Student Work for Philosophy 3387

American Philosophy

American Transcendentalism

Rozanna McNeer

Phil 3387

for: C. Freeland

Note: This is written with the Web in mind. Text in italics in the main body of the work are the key words I identified to use as the hyper-links. I've tried not to discuss what is found at the actual links so as to encourage the "surfer" to go check it out for his/herself.

Among the questions which modern day philosophers consider is one which most Americans would find interesting. That question is: "what is American philosophy?"

American Transcendentalism is considered by some to be the answer. {This link leads to an Introduction of Transcendentalism}

Two of the key figures of Transcendentalism will be familiar to those who have studied American Literature: Ralph Waldo Emerson and Henry James Thoreau. There is some debate as to whether or not these two can be considered philosophers. The reason being that they do not use arguments in their writings to prove their points. There is no "I stand for X, and I am right because of A, B, C, and D,"; their works are more subtle than that.
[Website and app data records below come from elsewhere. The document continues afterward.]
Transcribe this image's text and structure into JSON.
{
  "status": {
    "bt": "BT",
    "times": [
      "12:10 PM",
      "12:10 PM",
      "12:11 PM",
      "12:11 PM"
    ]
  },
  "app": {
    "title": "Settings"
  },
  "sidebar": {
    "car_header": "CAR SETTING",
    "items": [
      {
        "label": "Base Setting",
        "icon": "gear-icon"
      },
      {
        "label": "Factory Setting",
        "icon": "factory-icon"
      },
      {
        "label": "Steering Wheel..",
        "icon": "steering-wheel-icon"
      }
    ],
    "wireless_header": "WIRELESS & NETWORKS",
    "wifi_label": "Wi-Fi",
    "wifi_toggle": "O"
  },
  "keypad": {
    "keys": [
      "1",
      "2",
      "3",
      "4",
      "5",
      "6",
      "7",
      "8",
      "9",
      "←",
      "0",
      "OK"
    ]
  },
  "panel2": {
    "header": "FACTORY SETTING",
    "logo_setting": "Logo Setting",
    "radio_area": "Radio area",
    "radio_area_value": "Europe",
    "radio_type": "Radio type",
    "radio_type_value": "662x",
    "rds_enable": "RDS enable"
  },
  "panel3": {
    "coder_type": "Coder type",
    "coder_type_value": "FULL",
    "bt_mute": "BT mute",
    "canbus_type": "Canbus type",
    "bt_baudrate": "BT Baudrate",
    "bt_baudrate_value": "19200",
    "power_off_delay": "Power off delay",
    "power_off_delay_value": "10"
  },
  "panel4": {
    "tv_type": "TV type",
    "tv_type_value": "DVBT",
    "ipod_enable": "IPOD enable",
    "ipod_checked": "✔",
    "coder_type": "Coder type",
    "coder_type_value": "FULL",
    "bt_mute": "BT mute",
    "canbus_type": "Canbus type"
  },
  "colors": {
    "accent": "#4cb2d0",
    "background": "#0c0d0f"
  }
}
But, in reading their works, one is aware that they are each, in their own unique way, striving to establish a truth. (Establishing truth is what I consider to be the purpose of philosophy.) {The Emerson link leads to a page containing excerpts from Nature, the Thoreau link leads to a page containing excerpts from On Walden Pond} "The transcendentalist 'transcends' or rises above the lower animalistic impulses of life (animal drives) and moves from the rational to a spiritual realm." This is reminiscent of the Buddhist struggle to attain the state of Nirvana.

For more information concerning American Transcendentalism check out the Bibliography or go to AltaVista and type in +American +Transcendentalism.

© Copyright 1996 Rozanna McNeer